---------- MATERIAL PROVIDED
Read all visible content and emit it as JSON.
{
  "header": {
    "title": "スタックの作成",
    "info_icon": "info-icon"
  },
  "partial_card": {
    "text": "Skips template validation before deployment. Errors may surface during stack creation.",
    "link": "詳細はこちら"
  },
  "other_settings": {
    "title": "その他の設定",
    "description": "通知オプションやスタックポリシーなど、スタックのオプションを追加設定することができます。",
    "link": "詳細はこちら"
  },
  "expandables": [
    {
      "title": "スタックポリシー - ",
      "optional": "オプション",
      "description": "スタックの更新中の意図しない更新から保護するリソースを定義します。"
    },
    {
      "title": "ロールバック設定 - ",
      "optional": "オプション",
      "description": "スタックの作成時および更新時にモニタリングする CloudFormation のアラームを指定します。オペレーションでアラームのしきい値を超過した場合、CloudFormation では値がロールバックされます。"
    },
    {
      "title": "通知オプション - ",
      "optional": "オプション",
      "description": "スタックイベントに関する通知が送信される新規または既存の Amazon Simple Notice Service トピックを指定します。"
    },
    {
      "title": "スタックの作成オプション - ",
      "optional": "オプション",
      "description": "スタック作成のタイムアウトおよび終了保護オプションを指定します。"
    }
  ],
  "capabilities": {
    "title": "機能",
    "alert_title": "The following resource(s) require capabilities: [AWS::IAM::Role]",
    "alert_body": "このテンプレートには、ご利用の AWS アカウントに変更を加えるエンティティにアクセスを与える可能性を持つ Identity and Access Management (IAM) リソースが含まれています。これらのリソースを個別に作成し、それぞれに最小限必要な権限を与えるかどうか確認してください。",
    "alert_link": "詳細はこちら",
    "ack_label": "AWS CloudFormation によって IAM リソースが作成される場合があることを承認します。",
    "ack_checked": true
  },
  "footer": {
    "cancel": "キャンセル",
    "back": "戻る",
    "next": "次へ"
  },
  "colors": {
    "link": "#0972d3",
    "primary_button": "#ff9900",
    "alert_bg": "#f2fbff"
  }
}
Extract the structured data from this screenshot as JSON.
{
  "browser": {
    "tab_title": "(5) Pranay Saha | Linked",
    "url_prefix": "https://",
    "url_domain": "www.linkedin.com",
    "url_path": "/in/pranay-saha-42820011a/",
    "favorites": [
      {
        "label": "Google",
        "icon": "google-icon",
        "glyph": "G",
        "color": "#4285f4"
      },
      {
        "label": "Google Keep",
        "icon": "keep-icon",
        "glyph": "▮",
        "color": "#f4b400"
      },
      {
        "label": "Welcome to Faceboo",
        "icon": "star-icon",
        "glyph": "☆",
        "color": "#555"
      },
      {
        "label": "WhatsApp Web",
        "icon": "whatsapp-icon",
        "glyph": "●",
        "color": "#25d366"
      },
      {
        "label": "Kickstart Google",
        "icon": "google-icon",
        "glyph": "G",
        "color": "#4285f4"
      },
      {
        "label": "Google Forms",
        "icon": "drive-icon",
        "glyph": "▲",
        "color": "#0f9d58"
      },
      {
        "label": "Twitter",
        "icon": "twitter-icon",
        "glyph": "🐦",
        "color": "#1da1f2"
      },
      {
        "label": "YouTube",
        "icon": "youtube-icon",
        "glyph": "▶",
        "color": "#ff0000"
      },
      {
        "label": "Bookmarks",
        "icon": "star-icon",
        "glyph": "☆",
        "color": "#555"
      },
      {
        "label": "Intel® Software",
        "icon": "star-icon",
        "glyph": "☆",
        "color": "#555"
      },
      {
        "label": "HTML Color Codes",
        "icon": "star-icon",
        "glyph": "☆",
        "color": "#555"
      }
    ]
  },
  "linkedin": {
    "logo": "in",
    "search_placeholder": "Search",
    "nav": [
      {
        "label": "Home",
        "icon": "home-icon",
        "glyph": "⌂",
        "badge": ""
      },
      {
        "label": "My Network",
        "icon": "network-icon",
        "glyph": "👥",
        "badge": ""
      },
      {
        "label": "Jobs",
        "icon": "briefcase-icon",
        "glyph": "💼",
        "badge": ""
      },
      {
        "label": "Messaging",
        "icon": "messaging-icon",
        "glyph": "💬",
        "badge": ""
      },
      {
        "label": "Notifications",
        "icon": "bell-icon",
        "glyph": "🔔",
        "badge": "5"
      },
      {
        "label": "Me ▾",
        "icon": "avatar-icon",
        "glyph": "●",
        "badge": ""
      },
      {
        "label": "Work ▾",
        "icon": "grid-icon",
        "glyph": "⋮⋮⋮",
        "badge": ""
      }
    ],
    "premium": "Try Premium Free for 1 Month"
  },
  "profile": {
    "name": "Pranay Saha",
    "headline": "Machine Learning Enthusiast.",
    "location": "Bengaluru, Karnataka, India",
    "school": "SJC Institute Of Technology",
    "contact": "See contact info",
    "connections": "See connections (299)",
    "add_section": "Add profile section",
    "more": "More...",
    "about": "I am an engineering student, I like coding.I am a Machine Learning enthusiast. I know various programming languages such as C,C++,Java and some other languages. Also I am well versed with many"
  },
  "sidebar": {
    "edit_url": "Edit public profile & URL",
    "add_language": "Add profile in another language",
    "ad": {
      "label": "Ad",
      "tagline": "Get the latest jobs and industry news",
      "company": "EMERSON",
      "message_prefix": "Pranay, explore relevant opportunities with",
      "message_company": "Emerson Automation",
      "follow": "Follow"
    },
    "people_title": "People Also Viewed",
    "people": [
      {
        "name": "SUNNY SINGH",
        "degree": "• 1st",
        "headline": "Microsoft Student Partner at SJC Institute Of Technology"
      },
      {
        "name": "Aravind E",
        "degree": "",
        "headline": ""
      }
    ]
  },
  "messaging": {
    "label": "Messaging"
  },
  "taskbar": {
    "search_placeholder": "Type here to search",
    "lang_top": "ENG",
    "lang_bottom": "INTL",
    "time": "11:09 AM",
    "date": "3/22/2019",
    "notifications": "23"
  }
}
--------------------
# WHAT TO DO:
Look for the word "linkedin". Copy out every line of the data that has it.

# WRITTEN ANSWER:
    "url_domain": "www.linkedin.com",
  "linkedin": {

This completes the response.